===== Data extract =====
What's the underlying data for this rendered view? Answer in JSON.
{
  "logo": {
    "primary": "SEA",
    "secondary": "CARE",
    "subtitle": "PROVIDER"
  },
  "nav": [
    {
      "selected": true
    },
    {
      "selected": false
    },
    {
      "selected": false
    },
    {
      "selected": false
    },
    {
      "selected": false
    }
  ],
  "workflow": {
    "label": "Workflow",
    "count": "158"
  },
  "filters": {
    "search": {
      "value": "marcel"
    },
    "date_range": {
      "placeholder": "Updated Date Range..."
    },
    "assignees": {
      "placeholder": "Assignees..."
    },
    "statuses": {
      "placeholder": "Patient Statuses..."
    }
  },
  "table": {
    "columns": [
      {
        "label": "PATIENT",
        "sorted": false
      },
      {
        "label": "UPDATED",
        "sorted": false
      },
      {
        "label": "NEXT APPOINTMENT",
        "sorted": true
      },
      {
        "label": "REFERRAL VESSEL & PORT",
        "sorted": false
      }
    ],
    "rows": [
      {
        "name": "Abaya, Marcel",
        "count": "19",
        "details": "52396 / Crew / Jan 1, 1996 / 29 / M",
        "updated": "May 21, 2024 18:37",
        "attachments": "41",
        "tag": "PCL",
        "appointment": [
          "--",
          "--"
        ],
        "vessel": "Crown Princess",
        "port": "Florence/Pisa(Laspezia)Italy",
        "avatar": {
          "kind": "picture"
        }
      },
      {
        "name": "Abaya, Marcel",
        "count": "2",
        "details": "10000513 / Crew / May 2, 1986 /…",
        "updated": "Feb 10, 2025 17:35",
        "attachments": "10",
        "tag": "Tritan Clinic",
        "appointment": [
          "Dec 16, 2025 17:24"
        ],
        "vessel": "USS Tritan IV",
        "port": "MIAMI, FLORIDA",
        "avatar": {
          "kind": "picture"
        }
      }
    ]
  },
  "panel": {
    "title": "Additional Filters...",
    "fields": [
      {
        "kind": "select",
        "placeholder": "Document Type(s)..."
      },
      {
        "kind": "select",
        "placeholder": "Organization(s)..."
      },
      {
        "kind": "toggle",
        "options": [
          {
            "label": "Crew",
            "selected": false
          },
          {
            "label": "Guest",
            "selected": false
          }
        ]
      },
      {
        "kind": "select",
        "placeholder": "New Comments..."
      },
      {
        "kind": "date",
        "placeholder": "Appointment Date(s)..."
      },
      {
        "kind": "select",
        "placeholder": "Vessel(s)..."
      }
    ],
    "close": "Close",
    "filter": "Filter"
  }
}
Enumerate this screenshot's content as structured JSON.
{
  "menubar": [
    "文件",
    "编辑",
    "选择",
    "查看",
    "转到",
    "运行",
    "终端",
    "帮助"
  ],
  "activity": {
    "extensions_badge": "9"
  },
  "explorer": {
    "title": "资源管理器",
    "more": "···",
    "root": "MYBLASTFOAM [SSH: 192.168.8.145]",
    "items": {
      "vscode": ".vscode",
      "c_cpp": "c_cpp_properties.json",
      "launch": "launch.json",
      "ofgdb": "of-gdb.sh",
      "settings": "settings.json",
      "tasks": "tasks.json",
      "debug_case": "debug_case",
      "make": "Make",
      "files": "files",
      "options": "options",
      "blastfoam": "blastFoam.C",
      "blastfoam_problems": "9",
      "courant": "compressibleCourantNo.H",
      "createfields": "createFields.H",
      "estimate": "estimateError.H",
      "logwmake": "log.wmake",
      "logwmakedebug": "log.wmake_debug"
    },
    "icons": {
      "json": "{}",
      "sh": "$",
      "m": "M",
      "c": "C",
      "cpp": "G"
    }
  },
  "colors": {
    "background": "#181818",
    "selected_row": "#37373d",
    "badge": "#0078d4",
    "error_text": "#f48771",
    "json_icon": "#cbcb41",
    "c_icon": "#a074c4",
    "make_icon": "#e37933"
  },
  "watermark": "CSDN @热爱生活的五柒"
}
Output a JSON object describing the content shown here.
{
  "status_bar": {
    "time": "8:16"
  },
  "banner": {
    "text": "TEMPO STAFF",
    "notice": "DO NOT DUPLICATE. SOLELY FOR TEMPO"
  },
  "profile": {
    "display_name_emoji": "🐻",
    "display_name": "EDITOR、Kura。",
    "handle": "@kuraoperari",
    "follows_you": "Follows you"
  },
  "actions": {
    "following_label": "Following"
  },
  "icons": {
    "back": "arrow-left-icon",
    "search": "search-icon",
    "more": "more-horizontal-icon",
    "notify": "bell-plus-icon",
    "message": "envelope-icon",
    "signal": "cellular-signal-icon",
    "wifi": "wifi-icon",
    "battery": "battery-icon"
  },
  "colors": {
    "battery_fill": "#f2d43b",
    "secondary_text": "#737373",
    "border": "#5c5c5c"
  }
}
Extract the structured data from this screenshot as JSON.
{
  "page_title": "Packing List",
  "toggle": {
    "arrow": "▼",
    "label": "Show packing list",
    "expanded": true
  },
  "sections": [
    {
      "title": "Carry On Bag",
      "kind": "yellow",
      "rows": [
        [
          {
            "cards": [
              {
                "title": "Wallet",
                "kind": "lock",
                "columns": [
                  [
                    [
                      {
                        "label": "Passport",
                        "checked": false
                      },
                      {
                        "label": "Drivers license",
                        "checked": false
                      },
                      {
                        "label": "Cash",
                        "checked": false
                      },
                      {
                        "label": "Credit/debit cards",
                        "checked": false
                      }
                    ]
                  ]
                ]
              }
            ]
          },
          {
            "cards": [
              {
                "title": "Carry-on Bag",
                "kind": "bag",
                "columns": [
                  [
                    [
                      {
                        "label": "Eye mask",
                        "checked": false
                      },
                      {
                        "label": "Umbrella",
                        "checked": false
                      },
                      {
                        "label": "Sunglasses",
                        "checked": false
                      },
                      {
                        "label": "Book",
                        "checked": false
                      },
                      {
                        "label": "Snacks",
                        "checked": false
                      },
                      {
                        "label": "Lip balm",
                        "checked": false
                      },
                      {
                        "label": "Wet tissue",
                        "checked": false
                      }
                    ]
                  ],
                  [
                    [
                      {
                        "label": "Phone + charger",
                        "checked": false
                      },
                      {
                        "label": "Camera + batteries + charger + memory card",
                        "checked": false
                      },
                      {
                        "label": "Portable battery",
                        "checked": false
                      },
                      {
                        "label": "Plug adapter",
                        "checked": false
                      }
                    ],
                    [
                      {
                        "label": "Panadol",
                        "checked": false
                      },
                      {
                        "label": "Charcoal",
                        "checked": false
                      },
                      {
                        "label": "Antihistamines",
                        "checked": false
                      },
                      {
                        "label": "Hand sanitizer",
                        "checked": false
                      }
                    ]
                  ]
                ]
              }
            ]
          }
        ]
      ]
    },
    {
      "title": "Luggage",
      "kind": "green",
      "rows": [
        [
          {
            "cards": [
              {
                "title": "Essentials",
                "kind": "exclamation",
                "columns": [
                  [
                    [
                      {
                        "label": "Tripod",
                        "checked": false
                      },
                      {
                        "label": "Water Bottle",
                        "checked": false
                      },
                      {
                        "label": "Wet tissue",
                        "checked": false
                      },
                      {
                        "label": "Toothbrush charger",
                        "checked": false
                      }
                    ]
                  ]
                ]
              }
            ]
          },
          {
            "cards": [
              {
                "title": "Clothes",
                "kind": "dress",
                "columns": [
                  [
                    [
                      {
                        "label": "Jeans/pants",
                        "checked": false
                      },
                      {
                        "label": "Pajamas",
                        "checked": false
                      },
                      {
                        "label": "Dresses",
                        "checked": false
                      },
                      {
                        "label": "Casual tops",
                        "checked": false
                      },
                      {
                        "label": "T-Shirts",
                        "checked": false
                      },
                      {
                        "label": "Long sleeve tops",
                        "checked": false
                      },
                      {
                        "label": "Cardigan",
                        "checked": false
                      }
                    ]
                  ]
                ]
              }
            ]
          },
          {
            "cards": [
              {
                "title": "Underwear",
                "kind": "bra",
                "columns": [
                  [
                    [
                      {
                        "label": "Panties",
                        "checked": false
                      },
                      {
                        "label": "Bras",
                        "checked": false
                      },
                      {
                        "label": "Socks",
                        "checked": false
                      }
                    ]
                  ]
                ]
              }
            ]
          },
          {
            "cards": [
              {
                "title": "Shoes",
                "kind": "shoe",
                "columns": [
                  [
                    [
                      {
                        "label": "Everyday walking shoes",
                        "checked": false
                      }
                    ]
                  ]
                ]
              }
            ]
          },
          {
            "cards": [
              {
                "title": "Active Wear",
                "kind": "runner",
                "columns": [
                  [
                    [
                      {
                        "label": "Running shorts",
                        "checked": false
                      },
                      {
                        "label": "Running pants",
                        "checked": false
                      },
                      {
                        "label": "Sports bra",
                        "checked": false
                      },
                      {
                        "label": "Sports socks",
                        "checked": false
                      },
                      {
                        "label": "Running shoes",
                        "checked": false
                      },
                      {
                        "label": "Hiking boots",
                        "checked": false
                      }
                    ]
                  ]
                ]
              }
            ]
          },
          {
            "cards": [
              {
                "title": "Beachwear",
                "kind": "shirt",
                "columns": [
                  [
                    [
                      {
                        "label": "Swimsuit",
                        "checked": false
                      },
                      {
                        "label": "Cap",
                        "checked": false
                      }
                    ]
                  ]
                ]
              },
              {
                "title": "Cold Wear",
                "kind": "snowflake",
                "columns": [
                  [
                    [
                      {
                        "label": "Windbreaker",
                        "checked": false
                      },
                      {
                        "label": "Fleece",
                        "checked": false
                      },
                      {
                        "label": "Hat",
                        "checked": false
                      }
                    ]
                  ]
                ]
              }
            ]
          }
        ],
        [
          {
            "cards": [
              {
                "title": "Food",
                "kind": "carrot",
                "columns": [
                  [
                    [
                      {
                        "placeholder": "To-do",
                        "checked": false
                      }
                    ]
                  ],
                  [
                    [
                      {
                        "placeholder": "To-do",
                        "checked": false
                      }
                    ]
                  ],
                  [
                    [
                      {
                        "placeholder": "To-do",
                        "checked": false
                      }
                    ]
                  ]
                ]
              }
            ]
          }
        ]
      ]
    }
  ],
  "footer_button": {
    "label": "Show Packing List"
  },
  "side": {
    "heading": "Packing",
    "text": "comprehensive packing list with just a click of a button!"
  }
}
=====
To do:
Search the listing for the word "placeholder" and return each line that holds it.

Response below:
      "placeholder": "Updated Date Range..."
      "placeholder": "Assignees..."
      "placeholder": "Patient Statuses..."
        "placeholder": "Document Type(s)..."
        "placeholder": "Organization(s)..."
        "placeholder": "New Comments..."
        "placeholder": "Appointment Date(s)..."
        "placeholder": "Vessel(s)..."
                        "placeholder": "To-do",
                        "placeholder": "To-do",
                        "placeholder": "To-do",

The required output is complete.